▶ _EXERCISE PROMPT_
Copy the result of filtering the entries below for lines that include the string "Brady".

(Page and application data records)
%%

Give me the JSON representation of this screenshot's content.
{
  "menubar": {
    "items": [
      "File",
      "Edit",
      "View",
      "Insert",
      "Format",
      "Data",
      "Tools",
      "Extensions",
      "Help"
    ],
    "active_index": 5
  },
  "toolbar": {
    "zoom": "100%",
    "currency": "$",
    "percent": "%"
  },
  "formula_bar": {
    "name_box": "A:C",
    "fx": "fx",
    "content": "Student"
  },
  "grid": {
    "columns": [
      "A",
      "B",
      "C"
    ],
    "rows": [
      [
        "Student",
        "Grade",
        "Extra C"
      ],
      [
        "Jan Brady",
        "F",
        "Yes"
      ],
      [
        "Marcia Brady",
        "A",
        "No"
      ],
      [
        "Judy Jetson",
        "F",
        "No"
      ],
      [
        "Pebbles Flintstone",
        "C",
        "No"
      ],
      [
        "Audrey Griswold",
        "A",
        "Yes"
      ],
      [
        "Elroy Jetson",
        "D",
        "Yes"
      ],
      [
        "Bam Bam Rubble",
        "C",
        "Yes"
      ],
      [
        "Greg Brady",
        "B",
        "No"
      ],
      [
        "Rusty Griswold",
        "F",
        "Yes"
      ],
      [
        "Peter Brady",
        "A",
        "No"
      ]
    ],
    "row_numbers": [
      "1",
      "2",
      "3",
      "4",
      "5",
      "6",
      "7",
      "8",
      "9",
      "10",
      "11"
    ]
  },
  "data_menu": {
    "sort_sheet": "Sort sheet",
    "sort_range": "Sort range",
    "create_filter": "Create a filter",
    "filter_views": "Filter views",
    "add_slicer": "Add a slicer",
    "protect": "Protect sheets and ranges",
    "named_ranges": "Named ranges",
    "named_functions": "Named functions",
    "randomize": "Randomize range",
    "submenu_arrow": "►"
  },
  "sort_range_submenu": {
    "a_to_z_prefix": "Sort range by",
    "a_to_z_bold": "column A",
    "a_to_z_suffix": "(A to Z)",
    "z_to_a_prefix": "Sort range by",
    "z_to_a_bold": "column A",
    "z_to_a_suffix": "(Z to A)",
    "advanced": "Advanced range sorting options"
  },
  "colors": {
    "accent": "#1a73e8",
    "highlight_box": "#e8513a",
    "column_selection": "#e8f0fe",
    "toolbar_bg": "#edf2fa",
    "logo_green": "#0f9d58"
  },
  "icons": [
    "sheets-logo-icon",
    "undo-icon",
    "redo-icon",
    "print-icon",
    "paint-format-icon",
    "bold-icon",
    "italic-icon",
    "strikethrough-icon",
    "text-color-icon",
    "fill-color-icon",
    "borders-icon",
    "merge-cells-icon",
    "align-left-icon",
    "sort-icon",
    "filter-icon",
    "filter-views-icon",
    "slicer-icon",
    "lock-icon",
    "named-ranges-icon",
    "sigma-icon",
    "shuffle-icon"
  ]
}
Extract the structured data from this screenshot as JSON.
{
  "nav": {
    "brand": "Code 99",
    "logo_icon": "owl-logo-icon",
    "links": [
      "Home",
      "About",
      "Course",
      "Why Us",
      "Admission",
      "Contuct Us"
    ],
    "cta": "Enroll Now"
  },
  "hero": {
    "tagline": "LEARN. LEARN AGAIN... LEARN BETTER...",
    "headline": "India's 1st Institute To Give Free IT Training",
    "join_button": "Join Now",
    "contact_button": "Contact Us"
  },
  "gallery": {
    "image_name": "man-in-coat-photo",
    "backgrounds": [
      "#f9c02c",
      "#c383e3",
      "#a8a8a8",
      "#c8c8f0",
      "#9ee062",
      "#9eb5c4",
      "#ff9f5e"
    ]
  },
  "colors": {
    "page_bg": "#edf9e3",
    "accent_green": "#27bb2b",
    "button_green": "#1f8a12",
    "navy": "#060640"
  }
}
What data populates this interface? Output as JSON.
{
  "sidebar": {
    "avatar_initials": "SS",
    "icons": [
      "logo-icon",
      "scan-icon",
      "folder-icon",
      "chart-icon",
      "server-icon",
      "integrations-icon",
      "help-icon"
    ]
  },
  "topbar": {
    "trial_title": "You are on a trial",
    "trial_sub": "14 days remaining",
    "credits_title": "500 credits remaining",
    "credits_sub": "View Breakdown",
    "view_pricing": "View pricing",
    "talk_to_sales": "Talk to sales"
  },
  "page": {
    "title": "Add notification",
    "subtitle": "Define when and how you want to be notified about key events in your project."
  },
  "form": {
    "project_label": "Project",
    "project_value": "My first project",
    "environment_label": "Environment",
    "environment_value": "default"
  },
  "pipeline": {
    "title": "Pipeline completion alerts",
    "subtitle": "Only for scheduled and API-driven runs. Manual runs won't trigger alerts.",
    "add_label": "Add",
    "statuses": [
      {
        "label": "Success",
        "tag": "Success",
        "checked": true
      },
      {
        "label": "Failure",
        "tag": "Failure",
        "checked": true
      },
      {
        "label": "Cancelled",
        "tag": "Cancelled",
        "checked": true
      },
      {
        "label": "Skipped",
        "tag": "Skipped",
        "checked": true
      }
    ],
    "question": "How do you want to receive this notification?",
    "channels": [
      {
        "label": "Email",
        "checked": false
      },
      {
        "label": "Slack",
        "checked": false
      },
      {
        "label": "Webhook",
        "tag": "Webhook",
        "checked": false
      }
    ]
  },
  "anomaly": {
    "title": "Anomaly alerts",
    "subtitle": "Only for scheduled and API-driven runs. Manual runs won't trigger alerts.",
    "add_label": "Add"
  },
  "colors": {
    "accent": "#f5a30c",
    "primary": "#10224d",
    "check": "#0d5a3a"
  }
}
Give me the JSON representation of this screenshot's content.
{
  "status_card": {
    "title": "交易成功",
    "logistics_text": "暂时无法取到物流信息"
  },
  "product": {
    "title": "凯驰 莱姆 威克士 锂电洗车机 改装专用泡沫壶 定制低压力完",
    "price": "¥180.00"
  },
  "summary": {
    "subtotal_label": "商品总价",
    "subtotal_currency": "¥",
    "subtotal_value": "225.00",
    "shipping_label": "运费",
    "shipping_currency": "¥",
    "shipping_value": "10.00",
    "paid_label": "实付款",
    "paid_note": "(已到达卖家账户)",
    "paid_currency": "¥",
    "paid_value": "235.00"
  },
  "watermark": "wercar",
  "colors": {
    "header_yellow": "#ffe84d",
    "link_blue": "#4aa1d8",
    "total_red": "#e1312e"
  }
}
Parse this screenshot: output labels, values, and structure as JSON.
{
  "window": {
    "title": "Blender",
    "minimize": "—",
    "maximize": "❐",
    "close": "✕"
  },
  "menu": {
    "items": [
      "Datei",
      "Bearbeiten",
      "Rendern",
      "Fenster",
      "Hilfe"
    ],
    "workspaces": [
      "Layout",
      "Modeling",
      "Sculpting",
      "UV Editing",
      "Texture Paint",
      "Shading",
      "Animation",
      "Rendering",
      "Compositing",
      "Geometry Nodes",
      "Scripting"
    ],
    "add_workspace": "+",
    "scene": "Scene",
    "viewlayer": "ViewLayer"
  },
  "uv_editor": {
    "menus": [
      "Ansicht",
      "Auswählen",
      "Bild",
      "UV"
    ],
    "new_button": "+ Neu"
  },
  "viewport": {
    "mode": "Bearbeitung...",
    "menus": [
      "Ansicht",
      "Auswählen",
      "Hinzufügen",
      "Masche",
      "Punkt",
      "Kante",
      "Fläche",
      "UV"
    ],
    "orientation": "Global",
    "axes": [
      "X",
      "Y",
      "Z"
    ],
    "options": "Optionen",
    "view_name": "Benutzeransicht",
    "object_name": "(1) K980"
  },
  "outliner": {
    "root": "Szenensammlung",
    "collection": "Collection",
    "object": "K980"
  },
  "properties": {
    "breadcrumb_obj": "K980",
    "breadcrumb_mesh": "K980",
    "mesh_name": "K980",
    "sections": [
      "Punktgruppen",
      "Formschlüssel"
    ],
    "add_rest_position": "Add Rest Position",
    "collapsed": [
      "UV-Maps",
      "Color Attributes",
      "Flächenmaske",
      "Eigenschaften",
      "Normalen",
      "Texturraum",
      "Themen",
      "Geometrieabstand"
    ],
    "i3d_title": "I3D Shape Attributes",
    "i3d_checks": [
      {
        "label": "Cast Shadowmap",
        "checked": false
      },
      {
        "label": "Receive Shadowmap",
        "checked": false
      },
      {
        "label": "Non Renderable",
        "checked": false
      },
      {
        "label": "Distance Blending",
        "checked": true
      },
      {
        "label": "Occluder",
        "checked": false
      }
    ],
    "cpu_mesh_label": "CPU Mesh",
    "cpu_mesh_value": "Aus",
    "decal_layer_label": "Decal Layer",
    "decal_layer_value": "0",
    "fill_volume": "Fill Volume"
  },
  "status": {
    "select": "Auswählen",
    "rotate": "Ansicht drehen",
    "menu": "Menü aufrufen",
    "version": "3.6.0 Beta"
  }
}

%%

▶ _RESULT OF THIS EXERCISE_
        "Jan Brady",
        "Marcia Brady",
        "Greg Brady",
        "Peter Brady",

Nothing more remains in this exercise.